== MATERIAL SHOWN ==
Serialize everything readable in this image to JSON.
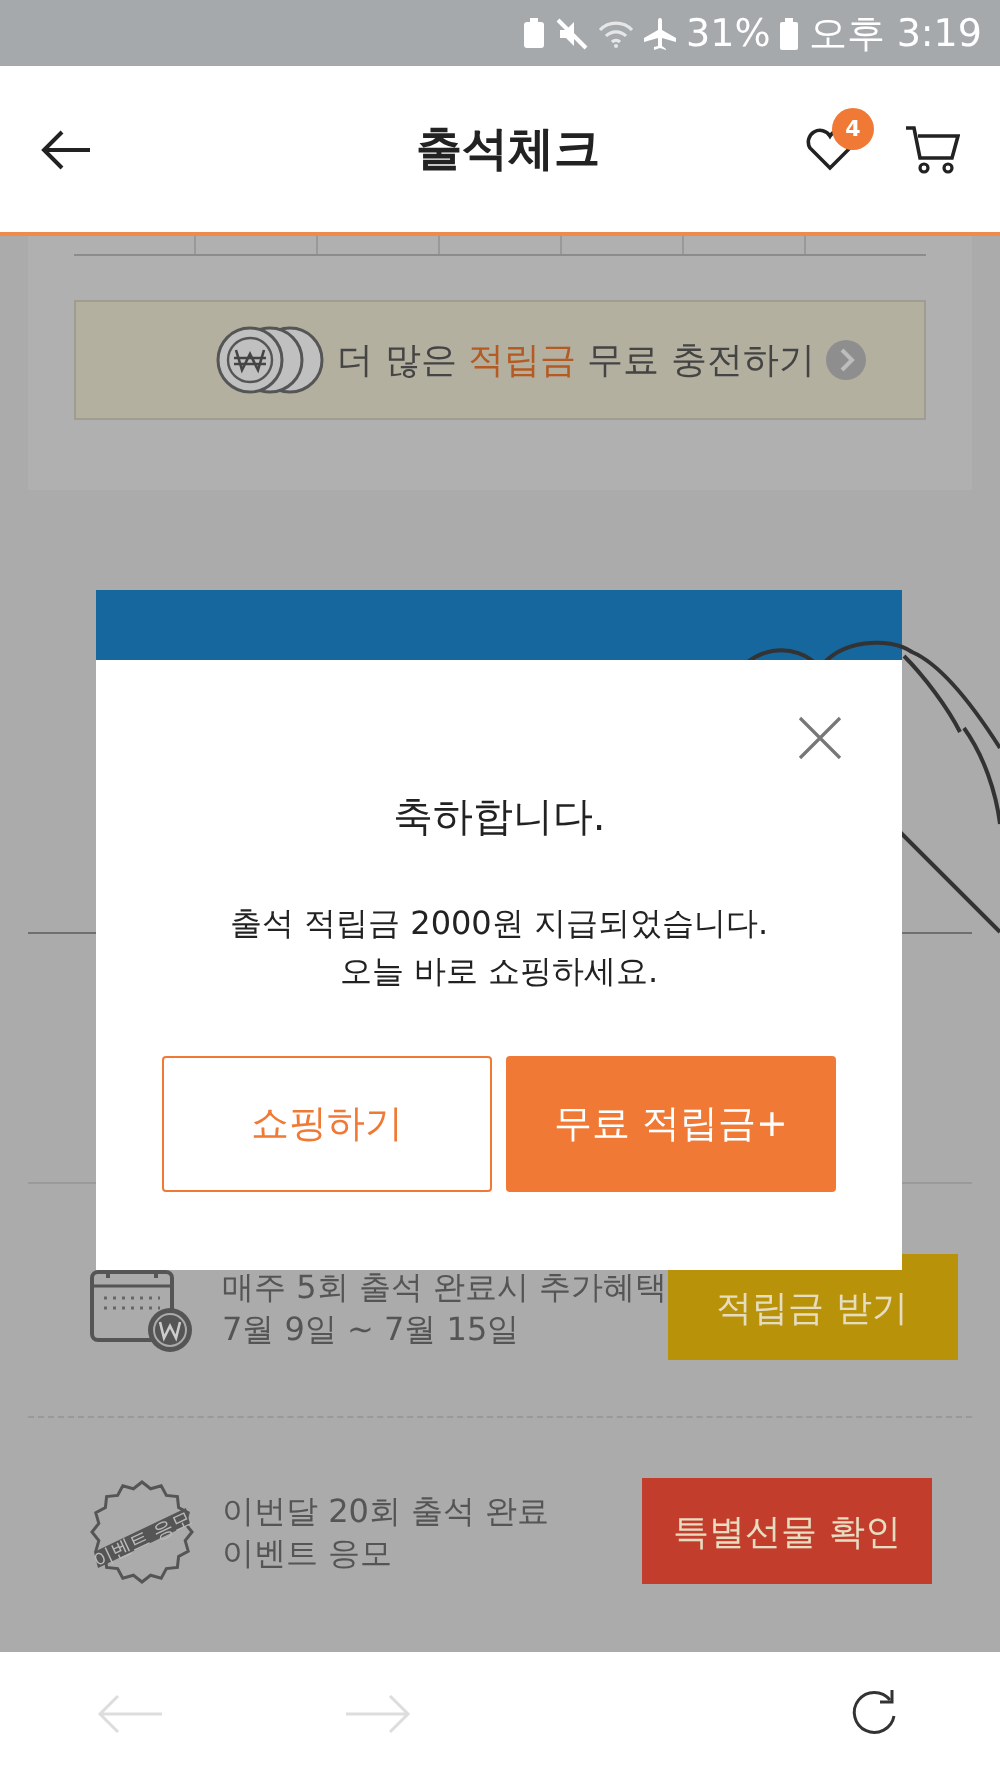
{
  "status_bar": {
    "battery": "31%",
    "time": "오후 3:19"
  },
  "header": {
    "title": "출석체크",
    "wishlist_badge": "4"
  },
  "banner": {
    "text": "더 많은 **적립금** 무료 충전하기"
  },
  "benefits": [
    {
      "kind": "calendar",
      "lines": [
        "매주 5회 출석 완료시 추가혜택",
        "7월 9일 ~ 7월 15일"
      ],
      "button": "적립금 받기",
      "color": "#b8930a"
    },
    {
      "kind": "stamp",
      "stamp_label": "이벤트 응모",
      "lines": [
        "이번달 20회 출석 완료",
        "이벤트 응모"
      ],
      "button": "특별선물 확인",
      "color": "#c23d2c"
    }
  ],
  "modal": {
    "title": "축하합니다.",
    "message_lines": [
      "출석 적립금 2000원 지급되었습니다.",
      "오늘 바로 쇼핑하세요."
    ],
    "buttons": [
      {
        "kind": "outline",
        "label": "쇼핑하기"
      },
      {
        "kind": "filled",
        "label": "무료 적립금+"
      }
    ]
  },
  "bottom_nav": {
    "back": {
      "disabled": true
    },
    "forward": {
      "disabled": true
    }
  }
}
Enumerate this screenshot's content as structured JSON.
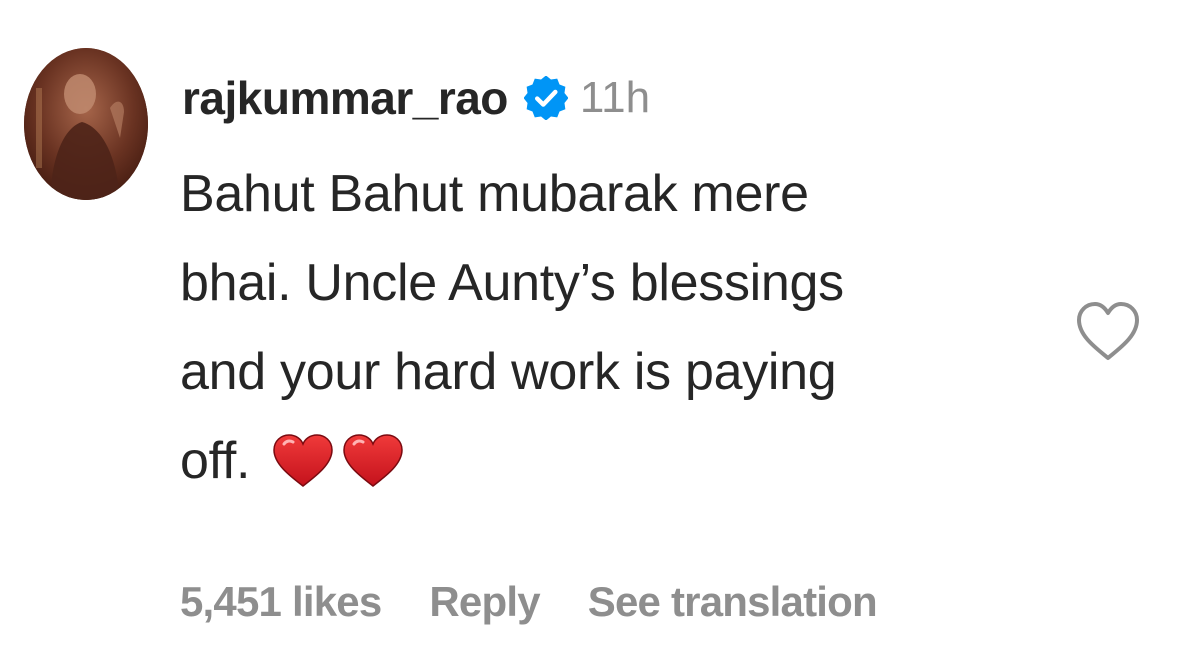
{
  "comment": {
    "username": "rajkummar_rao",
    "verified_icon": "verified-badge-icon",
    "timestamp": "11h",
    "text_lines": [
      "Bahut Bahut mubarak mere",
      "bhai. Uncle Aunty’s blessings",
      "and your hard work is paying",
      "off."
    ],
    "emojis": [
      "red-heart-emoji",
      "red-heart-emoji"
    ],
    "likes": "5,451 likes",
    "reply_label": "Reply",
    "translation_label": "See translation",
    "like_icon": "heart-outline-icon"
  },
  "colors": {
    "text": "#262626",
    "muted": "#8e8e8e",
    "verified_blue": "#0095f6",
    "heart_red": "#e0202f"
  }
}
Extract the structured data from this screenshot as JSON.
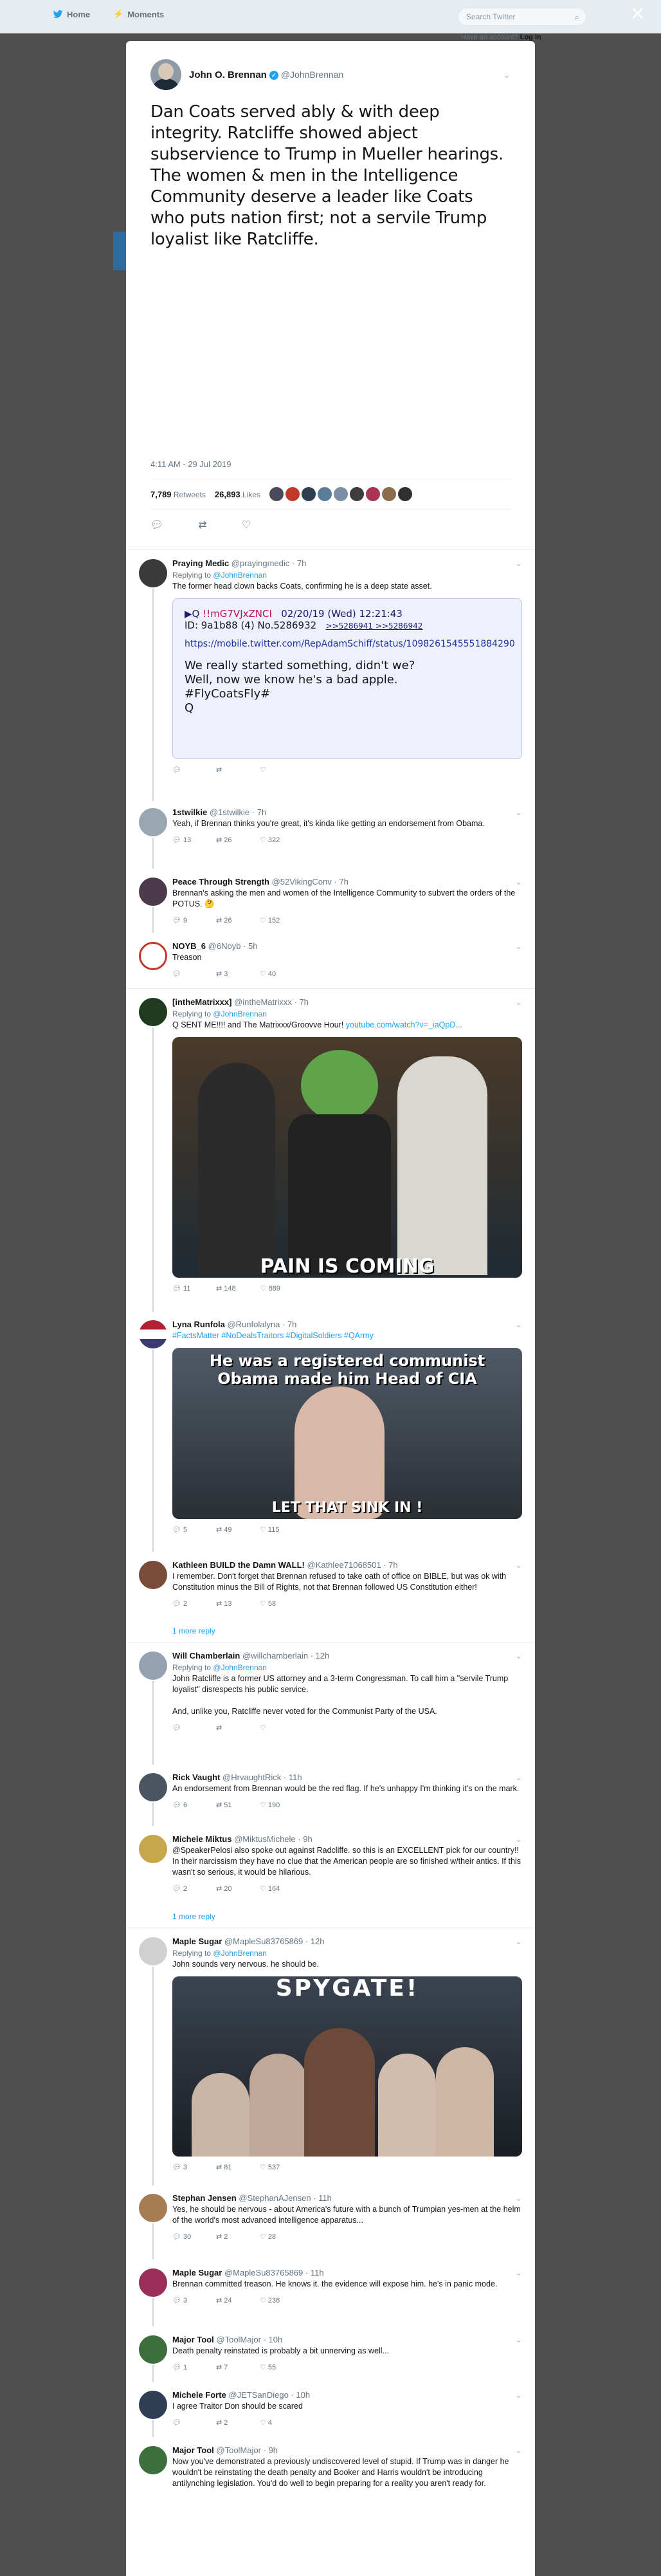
{
  "nav": {
    "home": "Home",
    "moments": "Moments",
    "search_placeholder": "Search Twitter",
    "account_q": "Have an account?",
    "login": "Log in"
  },
  "tweet": {
    "name": "John O. Brennan",
    "handle": "@JohnBrennan",
    "text": "Dan Coats served ably & with deep integrity. Ratcliffe showed abject subservience to Trump in Mueller hearings. The women & men in the Intelligence Community deserve a leader like Coats who puts nation first; not a servile Trump loyalist like Ratcliffe.",
    "date": "4:11 AM - 29 Jul 2019",
    "retweets": "7,789",
    "retweets_label": "Retweets",
    "likes": "26,893",
    "likes_label": "Likes"
  },
  "replies": [
    {
      "name": "Praying Medic",
      "handle": "@prayingmedic",
      "time": "· 7h",
      "replyto": "@JohnBrennan",
      "text": "The former head clown backs Coats, confirming he is a deep state asset.",
      "counts": [
        "",
        "",
        ""
      ]
    },
    {
      "name": "1stwilkie",
      "handle": "@1stwilkie",
      "time": "· 7h",
      "text": "Yeah, if Brennan thinks you're great, it's kinda like getting an endorsement from Obama.",
      "counts": [
        "13",
        "26",
        "322"
      ]
    },
    {
      "name": "Peace Through Strength",
      "handle": "@52VikingConv",
      "time": "· 7h",
      "text": "Brennan's asking the men and women of the Intelligence Community to subvert the orders of the POTUS. 🤔",
      "counts": [
        "9",
        "26",
        "152"
      ]
    },
    {
      "name": "NOYB_6",
      "handle": "@6Noyb",
      "time": "· 5h",
      "text": "Treason",
      "counts": [
        "",
        "3",
        "40"
      ]
    },
    {
      "name": "[intheMatrixxx]",
      "handle": "@intheMatrixxx",
      "time": "· 7h",
      "replyto": "@JohnBrennan",
      "text": "Q SENT ME!!!! and The Matrixxx/Groovve Hour! ",
      "link": "youtube.com/watch?v=_iaQpD...",
      "counts": [
        "11",
        "148",
        "889"
      ]
    },
    {
      "name": "Lyna Runfola",
      "handle": "@Runfolalyna",
      "time": "· 7h",
      "text": "#FactsMatter #NoDealsTraitors #DigitalSoldiers #QArmy",
      "counts": [
        "5",
        "49",
        "115"
      ]
    },
    {
      "name": "Kathleen BUILD the Damn WALL!",
      "handle": "@Kathlee71068501",
      "time": "· 7h",
      "text": "I remember. Don't forget that Brennan refused to take oath of office on BIBLE, but was ok with Constitution minus the Bill of Rights, not that Brennan followed US Constitution either!",
      "counts": [
        "2",
        "13",
        "58"
      ]
    },
    {
      "name": "Will Chamberlain",
      "handle": "@willchamberlain",
      "time": "· 12h",
      "replyto": "@JohnBrennan",
      "text": "John Ratcliffe is a former US attorney and a 3-term Congressman. To call him a \"servile Trump loyalist\" disrespects his public service.\n\nAnd, unlike you, Ratcliffe never voted for the Communist Party of the USA.",
      "counts": [
        "",
        "",
        ""
      ]
    },
    {
      "name": "Rick Vaught",
      "handle": "@HrvaughtRick",
      "time": "· 11h",
      "text": "An endorsement from Brennan would be the red flag. If he's unhappy I'm thinking it's on the mark.",
      "counts": [
        "6",
        "51",
        "190"
      ]
    },
    {
      "name": "Michele Miktus",
      "handle": "@MiktusMichele",
      "time": "· 9h",
      "text": "@SpeakerPelosi also spoke out against Radcliffe. so this is an EXCELLENT pick for our country!! In their narcissism they have no clue that the American people are so finished w/their antics. If this wasn't so serious, it would be hilarious.",
      "counts": [
        "2",
        "20",
        "164"
      ]
    },
    {
      "name": "Maple Sugar",
      "handle": "@MapleSu83765869",
      "time": "· 12h",
      "replyto": "@JohnBrennan",
      "text": "John sounds very nervous. he should be.",
      "counts": [
        "3",
        "81",
        "537"
      ]
    },
    {
      "name": "Stephan Jensen",
      "handle": "@StephanAJensen",
      "time": "· 11h",
      "text": "Yes, he should be nervous - about America's future with a bunch of Trumpian yes-men at the helm of the world's most advanced intelligence apparatus...",
      "counts": [
        "30",
        "2",
        "28"
      ]
    },
    {
      "name": "Maple Sugar",
      "handle": "@MapleSu83765869",
      "time": "· 11h",
      "text": "Brennan committed treason.  He knows it. the evidence will expose him. he's in panic mode.",
      "counts": [
        "3",
        "24",
        "236"
      ]
    },
    {
      "name": "Major Tool",
      "handle": "@ToolMajor",
      "time": "· 10h",
      "text": "Death penalty reinstated is probably a bit unnerving as well...",
      "counts": [
        "1",
        "7",
        "55"
      ]
    },
    {
      "name": "Michele Forte",
      "handle": "@JETSanDiego",
      "time": "· 10h",
      "text": "I agree Traitor Don should be scared",
      "counts": [
        "",
        "2",
        "4"
      ]
    },
    {
      "name": "Major Tool",
      "handle": "@ToolMajor",
      "time": "· 9h",
      "text": "Now you've demonstrated a previously undiscovered level of stupid. If Trump was in danger he wouldn't be reinstating the death penalty and Booker and Harris wouldn't be introducing antilynching legislation. You'd do well to begin preparing for a reality you aren't ready for.",
      "counts": [
        "",
        "",
        ""
      ]
    }
  ],
  "replying_to": "Replying to",
  "more_reply": "1 more reply",
  "qpost": {
    "line1": "▶Q",
    "trip": "!!mG7VJxZNCI",
    "date": "02/20/19 (Wed) 12:21:43",
    "id": "ID: 9a1b88 (4)",
    "num": "No.5286932",
    "refs": ">>5286941 >>5286942",
    "url": "https://mobile.twitter.com/RepAdamSchiff/status/1098261545551884290",
    "body": "We really started something, didn't we?\nWell, now we know he's a bad apple.\n#FlyCoatsFly#\nQ"
  },
  "images": {
    "pepe": "PAIN IS COMING",
    "cia_top": "He was a registered communist Obama made him Head of CIA",
    "cia_bottom": "LET THAT SINK IN !",
    "spygate": "SPYGATE!"
  }
}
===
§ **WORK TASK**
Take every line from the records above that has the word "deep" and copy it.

§ **RESULT OF THIS TASK**
    "text": "Dan Coats served ably & with deep integrity. Ratcliffe showed abject subservience to Trump in Mueller hearings. The women & men in the Intelligence Community deserve a leader like Coats who puts nation first; not a servile Trump loyalist like Ratcliffe.",
      "text": "The former head clown backs Coats, confirming he is a deep state asset.",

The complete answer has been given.